Task requirements —
The answer must be every line from the entries below that contains "Praza".
── Provided entries ──
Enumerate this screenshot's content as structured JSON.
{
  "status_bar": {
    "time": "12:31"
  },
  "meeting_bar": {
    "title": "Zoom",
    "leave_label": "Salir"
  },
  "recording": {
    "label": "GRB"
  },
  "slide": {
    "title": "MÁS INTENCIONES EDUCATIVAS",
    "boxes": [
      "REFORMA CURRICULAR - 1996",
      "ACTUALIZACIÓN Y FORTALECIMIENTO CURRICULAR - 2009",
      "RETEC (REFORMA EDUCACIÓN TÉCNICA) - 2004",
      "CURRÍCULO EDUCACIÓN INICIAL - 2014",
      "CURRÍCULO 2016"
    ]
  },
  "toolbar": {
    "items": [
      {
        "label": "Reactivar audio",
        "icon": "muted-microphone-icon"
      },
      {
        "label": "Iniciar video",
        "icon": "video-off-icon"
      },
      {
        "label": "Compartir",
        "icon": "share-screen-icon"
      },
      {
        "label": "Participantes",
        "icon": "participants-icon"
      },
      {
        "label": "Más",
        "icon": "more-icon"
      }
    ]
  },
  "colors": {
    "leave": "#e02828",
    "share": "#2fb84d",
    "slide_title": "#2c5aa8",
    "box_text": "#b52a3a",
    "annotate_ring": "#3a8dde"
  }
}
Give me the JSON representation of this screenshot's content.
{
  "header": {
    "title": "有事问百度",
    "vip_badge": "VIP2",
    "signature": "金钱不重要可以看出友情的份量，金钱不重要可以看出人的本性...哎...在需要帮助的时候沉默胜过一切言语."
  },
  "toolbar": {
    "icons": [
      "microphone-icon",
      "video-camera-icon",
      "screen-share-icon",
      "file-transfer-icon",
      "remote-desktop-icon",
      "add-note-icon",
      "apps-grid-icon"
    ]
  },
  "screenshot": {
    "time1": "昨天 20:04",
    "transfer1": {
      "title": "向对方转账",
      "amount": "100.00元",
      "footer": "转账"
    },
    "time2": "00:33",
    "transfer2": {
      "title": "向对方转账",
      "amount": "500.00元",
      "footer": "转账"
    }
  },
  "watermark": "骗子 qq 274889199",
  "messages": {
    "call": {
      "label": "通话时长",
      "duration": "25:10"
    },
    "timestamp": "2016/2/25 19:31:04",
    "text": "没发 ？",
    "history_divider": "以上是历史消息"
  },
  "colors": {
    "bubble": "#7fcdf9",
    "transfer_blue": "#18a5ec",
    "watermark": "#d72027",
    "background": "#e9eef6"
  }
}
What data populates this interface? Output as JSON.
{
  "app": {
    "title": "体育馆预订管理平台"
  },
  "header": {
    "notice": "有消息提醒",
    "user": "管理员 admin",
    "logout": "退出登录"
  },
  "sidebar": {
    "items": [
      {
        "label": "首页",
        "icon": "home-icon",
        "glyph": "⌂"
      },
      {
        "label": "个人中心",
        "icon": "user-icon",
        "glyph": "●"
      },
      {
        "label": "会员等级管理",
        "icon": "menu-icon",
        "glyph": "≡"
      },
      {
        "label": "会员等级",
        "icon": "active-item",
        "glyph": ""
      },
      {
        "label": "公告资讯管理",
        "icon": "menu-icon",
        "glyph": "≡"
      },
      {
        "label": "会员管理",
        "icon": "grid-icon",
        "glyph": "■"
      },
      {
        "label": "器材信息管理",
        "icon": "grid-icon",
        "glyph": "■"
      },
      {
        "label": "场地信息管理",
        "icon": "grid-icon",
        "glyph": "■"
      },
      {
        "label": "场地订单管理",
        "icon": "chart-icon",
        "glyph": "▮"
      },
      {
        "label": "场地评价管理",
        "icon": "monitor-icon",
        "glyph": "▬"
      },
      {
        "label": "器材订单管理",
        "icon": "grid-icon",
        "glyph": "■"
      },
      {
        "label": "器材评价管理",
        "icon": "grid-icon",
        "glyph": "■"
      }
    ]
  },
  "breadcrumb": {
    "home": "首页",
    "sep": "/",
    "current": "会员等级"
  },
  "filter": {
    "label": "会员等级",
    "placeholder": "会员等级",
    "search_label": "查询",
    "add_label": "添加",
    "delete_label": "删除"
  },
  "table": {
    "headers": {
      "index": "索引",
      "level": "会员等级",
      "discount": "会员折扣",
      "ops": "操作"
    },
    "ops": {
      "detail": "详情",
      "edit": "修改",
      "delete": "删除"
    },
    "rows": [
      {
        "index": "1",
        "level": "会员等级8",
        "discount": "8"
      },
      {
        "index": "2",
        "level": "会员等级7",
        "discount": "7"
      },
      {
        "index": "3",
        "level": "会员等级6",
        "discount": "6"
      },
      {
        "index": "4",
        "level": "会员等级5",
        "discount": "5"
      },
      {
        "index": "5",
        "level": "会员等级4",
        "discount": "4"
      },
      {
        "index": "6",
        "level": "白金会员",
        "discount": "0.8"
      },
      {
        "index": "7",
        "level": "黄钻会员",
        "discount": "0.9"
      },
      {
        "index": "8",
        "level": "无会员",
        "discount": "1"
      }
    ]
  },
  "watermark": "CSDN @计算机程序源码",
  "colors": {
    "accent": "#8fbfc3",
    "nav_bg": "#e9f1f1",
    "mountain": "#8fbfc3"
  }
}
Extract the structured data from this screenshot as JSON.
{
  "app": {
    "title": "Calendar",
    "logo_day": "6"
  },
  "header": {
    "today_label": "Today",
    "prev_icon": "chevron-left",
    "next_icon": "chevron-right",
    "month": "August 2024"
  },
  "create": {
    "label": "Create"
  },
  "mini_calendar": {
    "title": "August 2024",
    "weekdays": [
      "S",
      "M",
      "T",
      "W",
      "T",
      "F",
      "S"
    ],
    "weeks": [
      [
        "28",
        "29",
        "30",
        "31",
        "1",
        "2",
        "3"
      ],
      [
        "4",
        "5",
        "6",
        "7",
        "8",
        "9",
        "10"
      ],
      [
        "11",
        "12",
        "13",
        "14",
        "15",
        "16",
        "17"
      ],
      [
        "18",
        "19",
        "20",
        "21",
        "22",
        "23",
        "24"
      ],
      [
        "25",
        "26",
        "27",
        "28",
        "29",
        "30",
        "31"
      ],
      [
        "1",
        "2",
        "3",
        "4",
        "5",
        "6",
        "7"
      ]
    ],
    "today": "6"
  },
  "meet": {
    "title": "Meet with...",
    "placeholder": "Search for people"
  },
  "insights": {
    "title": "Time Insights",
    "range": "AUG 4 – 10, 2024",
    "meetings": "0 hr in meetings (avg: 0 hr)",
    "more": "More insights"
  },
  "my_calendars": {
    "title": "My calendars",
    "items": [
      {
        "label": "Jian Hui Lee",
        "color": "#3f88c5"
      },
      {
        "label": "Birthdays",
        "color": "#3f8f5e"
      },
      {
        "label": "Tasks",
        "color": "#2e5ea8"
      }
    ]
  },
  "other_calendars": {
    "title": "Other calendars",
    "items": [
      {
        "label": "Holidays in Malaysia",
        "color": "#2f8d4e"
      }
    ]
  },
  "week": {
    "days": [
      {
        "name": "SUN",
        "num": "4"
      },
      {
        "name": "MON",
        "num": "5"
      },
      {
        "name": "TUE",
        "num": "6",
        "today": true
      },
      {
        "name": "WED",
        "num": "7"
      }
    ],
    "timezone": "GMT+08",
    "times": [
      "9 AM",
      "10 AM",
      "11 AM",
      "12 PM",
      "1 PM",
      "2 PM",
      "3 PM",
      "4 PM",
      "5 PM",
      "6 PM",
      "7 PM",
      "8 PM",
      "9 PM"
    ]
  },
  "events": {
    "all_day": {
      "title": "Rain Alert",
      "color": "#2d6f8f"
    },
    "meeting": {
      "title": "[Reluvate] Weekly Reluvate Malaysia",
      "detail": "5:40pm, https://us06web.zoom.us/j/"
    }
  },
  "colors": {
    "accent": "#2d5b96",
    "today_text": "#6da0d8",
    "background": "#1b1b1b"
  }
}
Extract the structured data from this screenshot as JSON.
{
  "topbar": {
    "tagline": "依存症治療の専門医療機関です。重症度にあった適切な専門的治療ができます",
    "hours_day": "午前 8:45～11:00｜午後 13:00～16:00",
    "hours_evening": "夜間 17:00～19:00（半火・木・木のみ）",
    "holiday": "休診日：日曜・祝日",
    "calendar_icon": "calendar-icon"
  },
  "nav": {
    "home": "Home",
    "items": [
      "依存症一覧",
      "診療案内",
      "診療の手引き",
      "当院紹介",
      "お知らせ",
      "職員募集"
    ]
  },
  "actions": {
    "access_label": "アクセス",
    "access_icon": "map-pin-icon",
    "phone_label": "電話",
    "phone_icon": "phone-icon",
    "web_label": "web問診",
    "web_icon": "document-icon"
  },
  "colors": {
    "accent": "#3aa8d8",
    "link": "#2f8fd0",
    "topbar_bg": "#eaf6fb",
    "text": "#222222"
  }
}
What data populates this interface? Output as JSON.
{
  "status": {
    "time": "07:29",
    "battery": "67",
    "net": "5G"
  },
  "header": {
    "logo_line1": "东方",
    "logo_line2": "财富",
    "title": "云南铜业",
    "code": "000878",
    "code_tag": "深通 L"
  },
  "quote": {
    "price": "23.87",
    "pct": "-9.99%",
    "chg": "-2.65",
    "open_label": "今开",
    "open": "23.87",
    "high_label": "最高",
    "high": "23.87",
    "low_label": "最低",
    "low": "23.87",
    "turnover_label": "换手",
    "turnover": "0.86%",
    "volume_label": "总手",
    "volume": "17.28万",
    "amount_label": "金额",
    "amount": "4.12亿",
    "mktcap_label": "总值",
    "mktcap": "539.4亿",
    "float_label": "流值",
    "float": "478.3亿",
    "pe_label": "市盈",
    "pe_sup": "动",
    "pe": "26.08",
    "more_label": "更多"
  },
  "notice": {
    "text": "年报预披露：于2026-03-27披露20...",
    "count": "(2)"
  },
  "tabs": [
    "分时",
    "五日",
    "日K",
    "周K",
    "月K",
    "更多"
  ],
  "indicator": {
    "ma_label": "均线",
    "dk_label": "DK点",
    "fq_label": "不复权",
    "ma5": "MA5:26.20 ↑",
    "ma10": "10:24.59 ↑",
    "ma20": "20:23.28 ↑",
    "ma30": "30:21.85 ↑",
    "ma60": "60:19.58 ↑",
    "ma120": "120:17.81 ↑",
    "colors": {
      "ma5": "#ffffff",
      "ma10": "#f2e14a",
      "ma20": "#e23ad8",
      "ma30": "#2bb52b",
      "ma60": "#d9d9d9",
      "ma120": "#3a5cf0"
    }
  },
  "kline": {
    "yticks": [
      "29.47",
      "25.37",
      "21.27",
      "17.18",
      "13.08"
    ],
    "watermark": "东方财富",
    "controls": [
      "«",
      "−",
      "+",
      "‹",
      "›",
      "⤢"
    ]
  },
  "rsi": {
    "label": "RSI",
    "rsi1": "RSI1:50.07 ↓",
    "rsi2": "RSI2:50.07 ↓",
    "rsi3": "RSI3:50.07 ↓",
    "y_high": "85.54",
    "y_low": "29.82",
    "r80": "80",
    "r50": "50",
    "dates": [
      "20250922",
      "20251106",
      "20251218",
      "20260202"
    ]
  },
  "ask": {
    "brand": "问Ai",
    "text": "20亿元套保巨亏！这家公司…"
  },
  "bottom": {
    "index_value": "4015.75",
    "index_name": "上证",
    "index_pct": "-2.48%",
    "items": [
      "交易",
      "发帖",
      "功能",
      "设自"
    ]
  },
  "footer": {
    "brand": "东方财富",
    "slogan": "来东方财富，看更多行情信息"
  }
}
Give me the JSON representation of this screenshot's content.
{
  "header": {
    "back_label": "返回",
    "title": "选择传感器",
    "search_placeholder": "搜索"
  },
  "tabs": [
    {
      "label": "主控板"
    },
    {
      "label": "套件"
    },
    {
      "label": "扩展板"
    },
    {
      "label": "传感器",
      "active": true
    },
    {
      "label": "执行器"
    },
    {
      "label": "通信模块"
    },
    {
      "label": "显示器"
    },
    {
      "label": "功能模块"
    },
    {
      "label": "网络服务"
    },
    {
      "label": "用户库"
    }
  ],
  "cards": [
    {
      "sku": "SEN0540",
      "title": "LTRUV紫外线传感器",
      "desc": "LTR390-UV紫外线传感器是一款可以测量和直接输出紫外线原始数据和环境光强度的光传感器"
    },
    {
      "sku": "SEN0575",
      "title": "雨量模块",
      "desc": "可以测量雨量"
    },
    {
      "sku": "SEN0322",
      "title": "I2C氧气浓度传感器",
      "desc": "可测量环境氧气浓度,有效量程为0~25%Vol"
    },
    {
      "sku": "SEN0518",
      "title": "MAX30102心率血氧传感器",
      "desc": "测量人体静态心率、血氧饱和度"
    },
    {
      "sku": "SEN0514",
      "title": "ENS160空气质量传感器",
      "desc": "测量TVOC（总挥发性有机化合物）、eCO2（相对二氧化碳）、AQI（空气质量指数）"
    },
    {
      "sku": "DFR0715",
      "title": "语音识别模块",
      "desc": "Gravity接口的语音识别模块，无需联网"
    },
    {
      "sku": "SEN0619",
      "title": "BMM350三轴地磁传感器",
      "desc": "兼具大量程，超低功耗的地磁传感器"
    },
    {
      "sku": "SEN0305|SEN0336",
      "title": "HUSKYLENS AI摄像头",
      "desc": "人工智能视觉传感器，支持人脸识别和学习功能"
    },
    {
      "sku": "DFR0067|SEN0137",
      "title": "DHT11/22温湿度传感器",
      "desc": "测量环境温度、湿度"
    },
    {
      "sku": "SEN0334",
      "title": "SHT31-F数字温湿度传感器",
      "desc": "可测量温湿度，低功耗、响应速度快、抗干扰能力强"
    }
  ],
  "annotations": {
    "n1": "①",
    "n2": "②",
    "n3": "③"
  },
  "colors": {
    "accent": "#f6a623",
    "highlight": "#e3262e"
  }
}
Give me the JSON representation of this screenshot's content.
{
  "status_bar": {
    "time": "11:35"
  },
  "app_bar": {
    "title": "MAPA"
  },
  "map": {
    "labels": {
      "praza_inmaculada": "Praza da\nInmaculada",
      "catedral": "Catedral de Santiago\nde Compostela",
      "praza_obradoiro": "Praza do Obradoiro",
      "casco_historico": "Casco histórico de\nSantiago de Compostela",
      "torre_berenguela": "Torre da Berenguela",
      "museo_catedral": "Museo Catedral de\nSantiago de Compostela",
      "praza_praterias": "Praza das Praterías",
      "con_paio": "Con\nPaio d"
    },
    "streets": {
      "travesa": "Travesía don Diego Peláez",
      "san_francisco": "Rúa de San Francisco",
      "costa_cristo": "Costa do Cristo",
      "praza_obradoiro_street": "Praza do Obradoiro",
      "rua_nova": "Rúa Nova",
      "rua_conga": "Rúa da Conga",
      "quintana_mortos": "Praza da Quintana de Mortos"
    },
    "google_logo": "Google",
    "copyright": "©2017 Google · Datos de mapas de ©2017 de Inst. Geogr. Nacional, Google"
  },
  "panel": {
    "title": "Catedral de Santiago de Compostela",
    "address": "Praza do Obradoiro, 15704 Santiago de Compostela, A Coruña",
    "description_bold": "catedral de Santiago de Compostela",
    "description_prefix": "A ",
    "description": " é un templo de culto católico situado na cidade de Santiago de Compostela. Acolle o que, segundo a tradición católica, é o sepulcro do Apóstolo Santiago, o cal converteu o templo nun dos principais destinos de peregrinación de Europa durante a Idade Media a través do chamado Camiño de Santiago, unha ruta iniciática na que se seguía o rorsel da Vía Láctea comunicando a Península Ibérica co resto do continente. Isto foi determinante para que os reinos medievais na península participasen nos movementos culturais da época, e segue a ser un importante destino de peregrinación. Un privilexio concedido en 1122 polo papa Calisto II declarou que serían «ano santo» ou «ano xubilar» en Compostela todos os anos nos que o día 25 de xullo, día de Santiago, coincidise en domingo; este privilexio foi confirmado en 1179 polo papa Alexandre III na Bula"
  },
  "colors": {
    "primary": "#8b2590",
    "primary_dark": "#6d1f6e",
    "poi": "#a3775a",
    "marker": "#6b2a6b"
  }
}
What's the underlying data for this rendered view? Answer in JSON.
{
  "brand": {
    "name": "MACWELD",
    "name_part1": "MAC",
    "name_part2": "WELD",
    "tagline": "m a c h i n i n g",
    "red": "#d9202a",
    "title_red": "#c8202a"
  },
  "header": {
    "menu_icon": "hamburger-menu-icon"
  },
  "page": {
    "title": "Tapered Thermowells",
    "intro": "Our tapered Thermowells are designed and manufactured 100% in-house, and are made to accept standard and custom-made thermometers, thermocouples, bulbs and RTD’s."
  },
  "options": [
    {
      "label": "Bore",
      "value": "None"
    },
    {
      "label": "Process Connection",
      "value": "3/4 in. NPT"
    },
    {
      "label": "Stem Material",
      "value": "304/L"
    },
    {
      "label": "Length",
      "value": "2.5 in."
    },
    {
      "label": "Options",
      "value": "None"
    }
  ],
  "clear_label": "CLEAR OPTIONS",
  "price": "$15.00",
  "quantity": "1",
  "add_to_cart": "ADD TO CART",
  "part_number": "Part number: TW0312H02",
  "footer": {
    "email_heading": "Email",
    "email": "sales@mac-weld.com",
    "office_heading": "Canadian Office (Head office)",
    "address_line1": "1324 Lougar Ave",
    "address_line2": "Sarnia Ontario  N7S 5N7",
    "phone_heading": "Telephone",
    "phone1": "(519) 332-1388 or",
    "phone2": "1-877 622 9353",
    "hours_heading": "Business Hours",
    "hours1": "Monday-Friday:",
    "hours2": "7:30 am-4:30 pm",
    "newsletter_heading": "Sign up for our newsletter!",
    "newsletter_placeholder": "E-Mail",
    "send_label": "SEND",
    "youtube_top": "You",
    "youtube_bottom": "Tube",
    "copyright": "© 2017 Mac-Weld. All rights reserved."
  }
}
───
Task response —
      "praza_inmaculada": "Praza da\nInmaculada",
      "praza_obradoiro": "Praza do Obradoiro",
      "praza_praterias": "Praza das Praterías",
      "praza_obradoiro_street": "Praza do Obradoiro",
      "quintana_mortos": "Praza da Quintana de Mortos"
    "address": "Praza do Obradoiro, 15704 Santiago de Compostela, A Coruña",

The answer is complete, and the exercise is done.